Foreign Secretary Jack Straw (search) said Monday that 159 Britons are thought to have been victims of the Asian tsunamis, in addition to the 40 British citizens confirmed as dead.

It was the first time the government has given an official estimate of the number of Britons who are thought to be missing and feared killed.

Straw said London's Metropolitan Police established a list of 159 British nationals who are "highly likely to have been involved as victims of the disaster."

He added that most of those were thought to have died in Thailand, although it was possible not all of them had perished. Forty-three British police officers have been sent to Thailand to help identify bodies thought to be those of Britons.

"Because of the scale and the nature of the disaster, and the fact that many of the bodies of the dead may sadly never be found, firm estimates of casualty figures remain difficult," Straw told a news conference.

So far, the Foreign Office has confirmed that 29 Britons died in Thailand, eight in Sri Lanka and three in the Maldives (search).

"It is tragically very probable that the number of confirmed British victims will continue to rise," Straw said.

He added that it was "almost certain" the government's 50 million pound (US$96 million) aid package for affected countries would rise to match the 60 million pounds (US$115 million) donated by the British public.

Straw refused to confirm reports that Prime Minister Tony Blair (search) was expected to return later Monday from his vacation in Egypt. Blair was already in Egypt when the tsunamis struck on Dec. 26.

The leader of the main opposition Conservative Party, Michael Howard (search), has said he would have come back from holiday if he had been in the prime minister's position.

But the foreign secretary rejected any suggestion Blair's absence had been a problem.

"The prime minister is kept in the closest possible touch with the Deputy Prime Minister [John Prescott], International Development Secretary Hilary Benn and myself throughout this," he said.

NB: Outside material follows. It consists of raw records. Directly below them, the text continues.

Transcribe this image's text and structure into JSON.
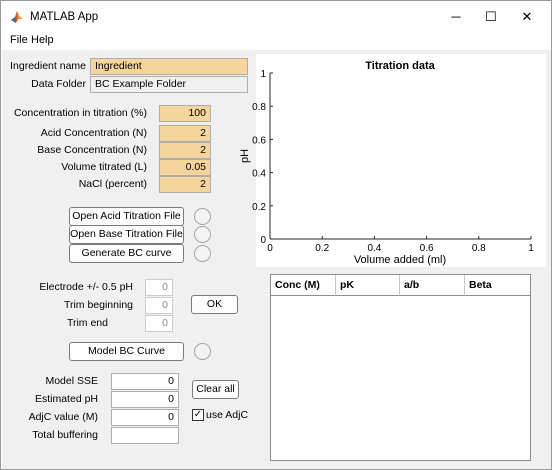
{
  "window": {
    "title": "MATLAB App",
    "minimize": "─",
    "maximize": "☐",
    "close": "✕"
  },
  "menu": [
    "File",
    "Help"
  ],
  "ingredient": {
    "label": "Ingredient name",
    "value": "Ingredient"
  },
  "data_folder": {
    "label": "Data Folder",
    "value": "BC Example Folder"
  },
  "params": [
    {
      "label": "Concentration in titration (%)",
      "value": "100"
    },
    {
      "label": "Acid Concentration (N)",
      "value": "2"
    },
    {
      "label": "Base Concentration (N)",
      "value": "2"
    },
    {
      "label": "Volume titrated (L)",
      "value": "0.05"
    },
    {
      "label": "NaCl (percent)",
      "value": "2"
    }
  ],
  "buttons": {
    "open_acid": "Open Acid Titration File",
    "open_base": "Open Base Titration File",
    "generate": "Generate BC curve",
    "ok": "OK",
    "model": "Model BC Curve",
    "clear": "Clear all"
  },
  "trim": [
    {
      "label": "Electrode +/- 0.5 pH",
      "value": "0"
    },
    {
      "label": "Trim beginning",
      "value": "0"
    },
    {
      "label": "Trim end",
      "value": "0"
    }
  ],
  "results": [
    {
      "label": "Model SSE",
      "value": "0"
    },
    {
      "label": "Estimated pH",
      "value": "0"
    },
    {
      "label": "AdjC value (M)",
      "value": "0"
    },
    {
      "label": "Total buffering",
      "value": ""
    }
  ],
  "use_adjc": {
    "label": "use AdjC",
    "checked": true
  },
  "chart_data": {
    "type": "line",
    "title": "Titration data",
    "xlabel": "Volume added (ml)",
    "ylabel": "pH",
    "xlim": [
      0,
      1
    ],
    "ylim": [
      0,
      1
    ],
    "xticks": [
      "0",
      "0.2",
      "0.4",
      "0.6",
      "0.8",
      "1"
    ],
    "yticks": [
      "0",
      "0.2",
      "0.4",
      "0.6",
      "0.8",
      "1"
    ],
    "series": []
  },
  "table": {
    "columns": [
      "Conc (M)",
      "pK",
      "a/b",
      "Beta"
    ],
    "rows": []
  }
}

"Is there a single thing that the British government should have done that it hasn't done, notwithstanding the fact that the prime minister has been abroad? And the answer to that is no."